A unique collaborative online blended teaching delivery brings cutting edge climate change science from a large research university (Penn State) to a historically black colleges and university (Fort Valley State).

Monday 3:15pm REC Center Large Ice Overlook Room
Oral Presentation Part of Course Design and Interactive Learning


Aditya Kar, Fort Valley State University
Tim Bralower, Pennsylvania State University-Main Campus
David Bice, Pennsylvania State University-Main Campus

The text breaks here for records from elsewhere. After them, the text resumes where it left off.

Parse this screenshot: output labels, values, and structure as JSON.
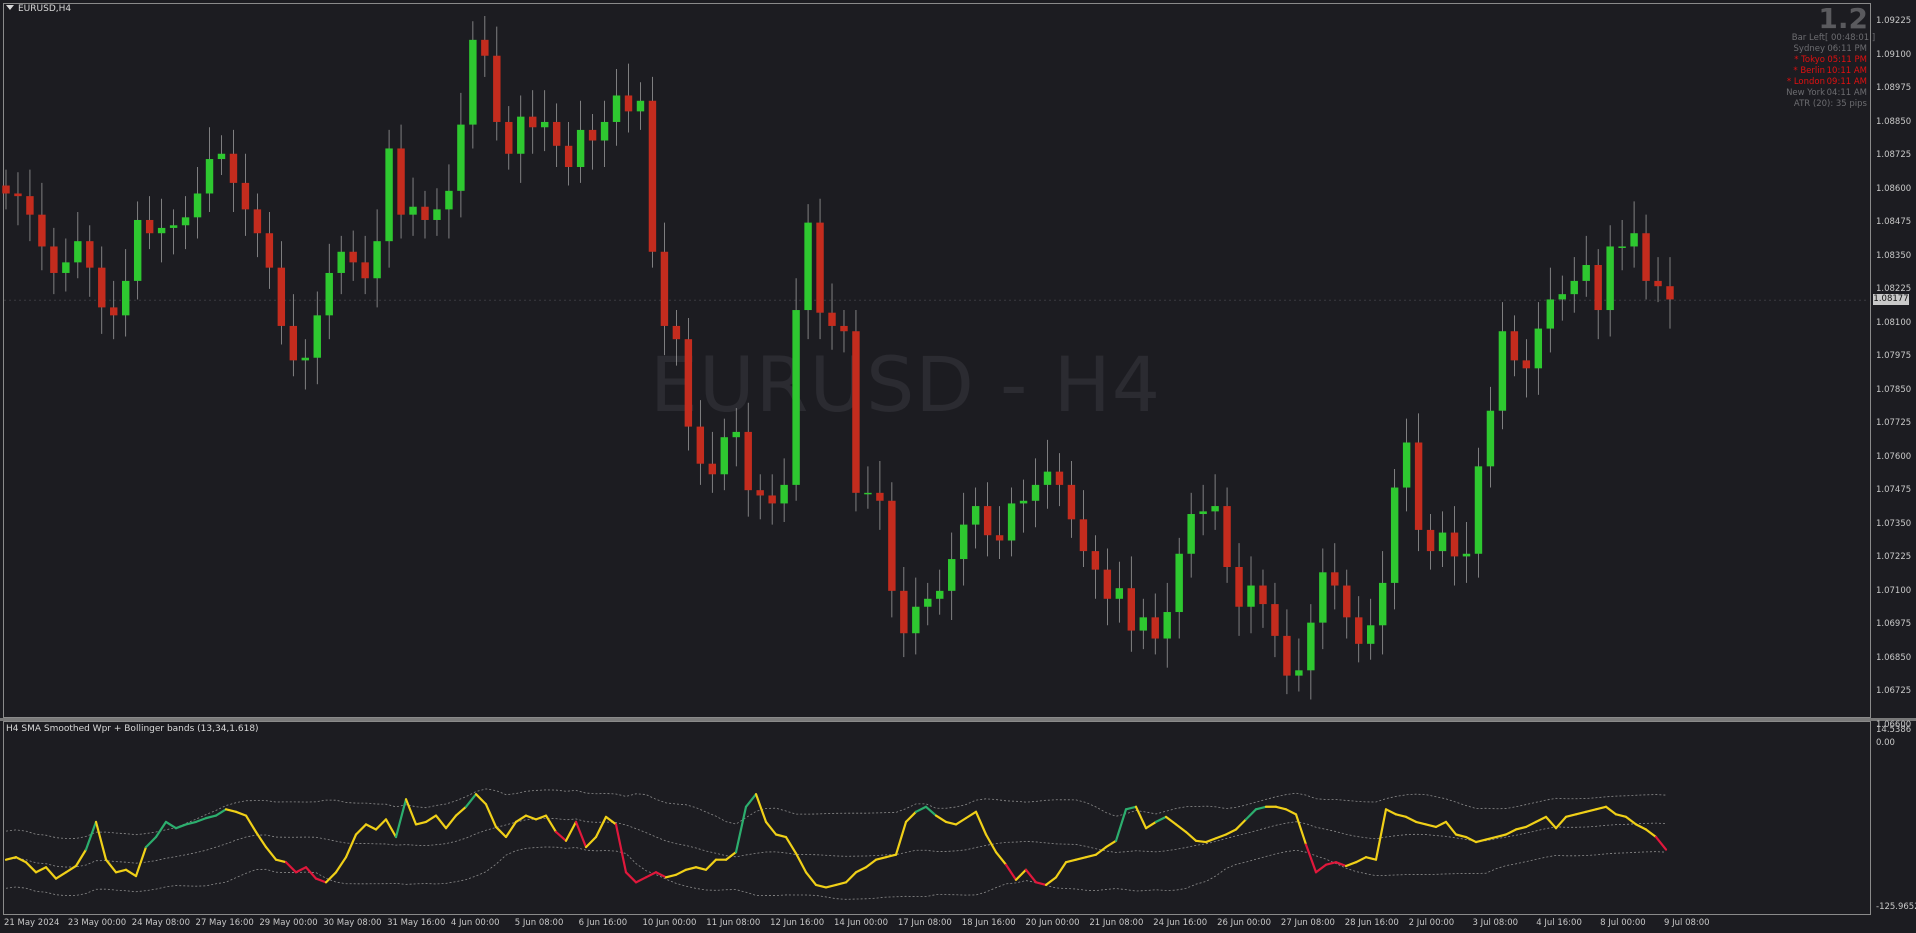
{
  "window": {
    "symbol_label": "EURUSD,H4",
    "watermark": "EURUSD - H4"
  },
  "info_panel": {
    "big_number": "1.2",
    "rows": [
      {
        "label": "Bar Left",
        "value": "[ 00:48:01 ]",
        "color": "#6c6c70"
      },
      {
        "label": "Sydney",
        "value": "06:11 PM",
        "color": "#6c6c70"
      },
      {
        "label": "* Tokyo",
        "value": "05:11 PM",
        "color": "#e01010"
      },
      {
        "label": "* Berlin",
        "value": "10:11 AM",
        "color": "#e01010"
      },
      {
        "label": "* London",
        "value": "09:11 AM",
        "color": "#e01010"
      },
      {
        "label": "New York",
        "value": "04:11 AM",
        "color": "#6c6c70"
      },
      {
        "label": "ATR (20): 35 pips",
        "value": "",
        "color": "#6c6c70"
      }
    ]
  },
  "price_axis": {
    "labels": [
      "1.09225",
      "1.09100",
      "1.08975",
      "1.08850",
      "1.08725",
      "1.08600",
      "1.08475",
      "1.08350",
      "1.08225",
      "1.08100",
      "1.07975",
      "1.07850",
      "1.07725",
      "1.07600",
      "1.07475",
      "1.07350",
      "1.07225",
      "1.07100",
      "1.06975",
      "1.06850",
      "1.06725",
      "1.06600"
    ],
    "current_price": "1.08177"
  },
  "indicator": {
    "title": "H4 SMA Smoothed Wpr + Bollinger bands (13,34,1.618)",
    "axis_labels": [
      "14.5386",
      "0.00",
      "-125.9652"
    ]
  },
  "time_axis": [
    "21 May 2024",
    "23 May 00:00",
    "24 May 08:00",
    "27 May 16:00",
    "29 May 00:00",
    "30 May 08:00",
    "31 May 16:00",
    "4 Jun 00:00",
    "5 Jun 08:00",
    "6 Jun 16:00",
    "10 Jun 00:00",
    "11 Jun 08:00",
    "12 Jun 16:00",
    "14 Jun 00:00",
    "17 Jun 08:00",
    "18 Jun 16:00",
    "20 Jun 00:00",
    "21 Jun 08:00",
    "24 Jun 16:00",
    "26 Jun 00:00",
    "27 Jun 08:00",
    "28 Jun 16:00",
    "2 Jul 00:00",
    "3 Jul 08:00",
    "4 Jul 16:00",
    "8 Jul 00:00",
    "9 Jul 08:00"
  ],
  "colors": {
    "bull": "#2ec830",
    "bear": "#c42c1e",
    "wpr": "#f0d018",
    "wpr_down": "#e0183c",
    "wpr_up": "#2cae6e",
    "bands": "#8c8c8c"
  },
  "chart_data": {
    "type": "candlestick",
    "timeframe": "H4",
    "ylim": [
      1.066,
      1.0925
    ],
    "candles_close_approx": [
      1.0858,
      1.0857,
      1.085,
      1.0838,
      1.0828,
      1.0832,
      1.084,
      1.083,
      1.0815,
      1.0812,
      1.0825,
      1.0848,
      1.0843,
      1.0845,
      1.0846,
      1.0849,
      1.0858,
      1.0871,
      1.0873,
      1.0862,
      1.0852,
      1.0843,
      1.083,
      1.0808,
      1.0795,
      1.0796,
      1.0812,
      1.0828,
      1.0836,
      1.0832,
      1.0826,
      1.084,
      1.0875,
      1.085,
      1.0853,
      1.0848,
      1.0852,
      1.0859,
      1.0884,
      1.0916,
      1.091,
      1.0885,
      1.0873,
      1.0887,
      1.0883,
      1.0885,
      1.0876,
      1.0868,
      1.0882,
      1.0878,
      1.0885,
      1.0895,
      1.0889,
      1.0893,
      1.0836,
      1.0808,
      1.0803,
      1.077,
      1.0756,
      1.0752,
      1.0766,
      1.0768,
      1.0746,
      1.0744,
      1.0741,
      1.0748,
      1.0814,
      1.0847,
      1.0813,
      1.0808,
      1.0806,
      1.0745,
      1.0745,
      1.0742,
      1.0708,
      1.0692,
      1.0702,
      1.0705,
      1.0708,
      1.072,
      1.0733,
      1.074,
      1.0729,
      1.0727,
      1.0741,
      1.0742,
      1.0748,
      1.0753,
      1.0748,
      1.0735,
      1.0723,
      1.0716,
      1.0705,
      1.0709,
      1.0693,
      1.0698,
      1.069,
      1.07,
      1.0722,
      1.0737,
      1.0738,
      1.074,
      1.0717,
      1.0702,
      1.071,
      1.0703,
      1.0691,
      1.0676,
      1.0678,
      1.0696,
      1.0715,
      1.071,
      1.0698,
      1.0688,
      1.0695,
      1.0711,
      1.0747,
      1.0764,
      1.0731,
      1.0723,
      1.073,
      1.0721,
      1.0722,
      1.0755,
      1.0776,
      1.0806,
      1.0795,
      1.0792,
      1.0807,
      1.0818,
      1.082,
      1.0825,
      1.0831,
      1.0814,
      1.0838,
      1.0838,
      1.0843,
      1.0825,
      1.0823,
      1.0818
    ]
  },
  "indicator_data": {
    "type": "line",
    "ylim": [
      -125.9652,
      14.5386
    ],
    "wpr_approx": [
      -90,
      -88,
      -92,
      -100,
      -96,
      -105,
      -100,
      -95,
      -82,
      -60,
      -90,
      -100,
      -98,
      -103,
      -80,
      -72,
      -60,
      -65,
      -62,
      -60,
      -57,
      -55,
      -50,
      -52,
      -55,
      -68,
      -80,
      -90,
      -92,
      -100,
      -96,
      -105,
      -108,
      -100,
      -88,
      -70,
      -62,
      -66,
      -58,
      -72,
      -42,
      -62,
      -60,
      -55,
      -65,
      -55,
      -48,
      -38,
      -46,
      -64,
      -72,
      -60,
      -55,
      -58,
      -55,
      -68,
      -75,
      -60,
      -80,
      -72,
      -56,
      -62,
      -100,
      -108,
      -104,
      -100,
      -104,
      -102,
      -98,
      -96,
      -98,
      -90,
      -90,
      -84,
      -48,
      -38,
      -60,
      -70,
      -72,
      -85,
      -100,
      -110,
      -112,
      -110,
      -108,
      -100,
      -96,
      -90,
      -88,
      -86,
      -60,
      -52,
      -48,
      -55,
      -60,
      -62,
      -57,
      -52,
      -70,
      -84,
      -94,
      -106,
      -98,
      -108,
      -110,
      -104,
      -92,
      -90,
      -88,
      -86,
      -80,
      -75,
      -50,
      -48,
      -65,
      -60,
      -56,
      -62,
      -68,
      -75,
      -76,
      -73,
      -70,
      -66,
      -58,
      -50,
      -48,
      -48,
      -50,
      -54,
      -78,
      -100,
      -94,
      -92,
      -95,
      -92,
      -88,
      -90,
      -50,
      -54,
      -56,
      -60,
      -62,
      -64,
      -60,
      -70,
      -72,
      -76,
      -74,
      -72,
      -70,
      -66,
      -64,
      -60,
      -56,
      -65,
      -56,
      -54,
      -52,
      -50,
      -48,
      -54,
      -56,
      -62,
      -66,
      -72,
      -82
    ]
  }
}
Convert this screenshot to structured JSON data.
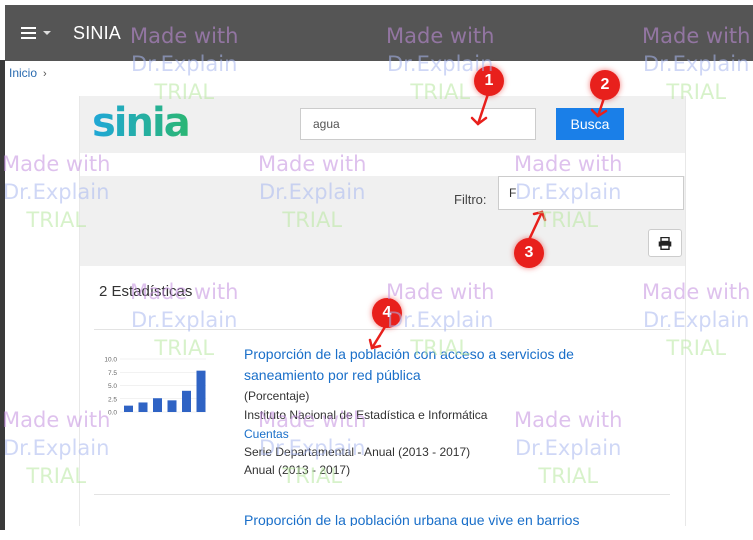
{
  "navbar": {
    "brand": "SINIA"
  },
  "breadcrumb": {
    "home": "Inicio",
    "separator": "›"
  },
  "logo": {
    "text": "sinia"
  },
  "search": {
    "value": "agua",
    "button_label": "Busca"
  },
  "filter": {
    "label": "Filtro:",
    "value": "F"
  },
  "results": {
    "count_label": "2 Estadísticas",
    "items": [
      {
        "title": "Proporción de la población con acceso a servicios de saneamiento por red pública",
        "subtitle": "(Porcentaje)",
        "source": "Instituto Nacional de Estadística e Informática",
        "source_link": "Cuentas",
        "periodicity": "Serie Departamental - Anual (2013 - 2017)",
        "years": "Anual (2013 - 2017)"
      },
      {
        "title": "Proporción de la población urbana que vive en barrios"
      }
    ],
    "thumb_chart": {
      "y_ticks": [
        "10.0",
        "7.5",
        "5.0",
        "2.5",
        "0.0"
      ],
      "bars": [
        1.2,
        1.8,
        2.6,
        2.2,
        4.0,
        7.8
      ]
    }
  },
  "callouts": [
    "1",
    "2",
    "3",
    "4"
  ],
  "watermark": {
    "line1": "Made with",
    "line2": "Dr.Explain",
    "line3": "TRIAL"
  },
  "colors": {
    "navbar": "#555555",
    "primary": "#1a7fe8",
    "link": "#1a6fc9",
    "callout": "#e8201c"
  },
  "icons": {
    "menu": "hamburger-icon",
    "print": "print-icon"
  }
}
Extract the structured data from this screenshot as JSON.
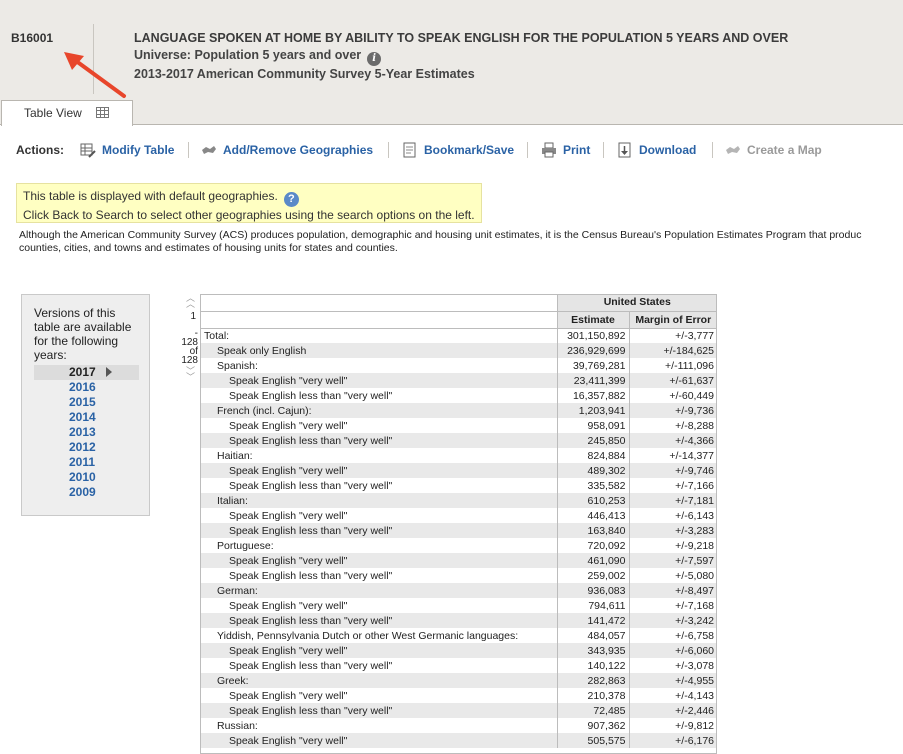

Understanding the science of climate change is of utmost importance for the next generation of students to be competitive in the global job market as they most likely have to deal with sudden and perhaps severe climatic shifts. Smaller and minority serving institutions such as Fort Valley State University (FVSU), an HBCU in Georgia, does not have the resources to develop a course on the evolving science of climate change. A dual degree program between Penn State and FVSU has been in operation for over a decade with close to 10 graduates over this time span. A joint NASA grant between these two institutions has now enabled the faculty to work together to bring a climate change course developed at Penn State to FVSU. The course Earth Futures has an online lecture and a weekly face to face lab. In the first offering of this blended course (Sp2015), five academically gifted FVSU students enrolled in the chemistry and biology programs experienced a course design different from what are used to at FVSU. However, once exposed, they rose to the challenge and performed the same tasks as their Penn State peers such as weekly reading, laboratories and quizzes. By midterm all five students were making excellent progress. This experience provided the students who would be transferring to Penn State in a year, an understanding of expectation of how courses are delivered, thus making their transfer much smoother. This course can also serve as a great model for the rest of the country and the world how partnerships can bring opportunities of academic learning of the first order to students of smaller or minority-serving institutions; thus giving these students an access to the science and the knowledge, enabling them to enter the work force on equal footing as students from larger institutions.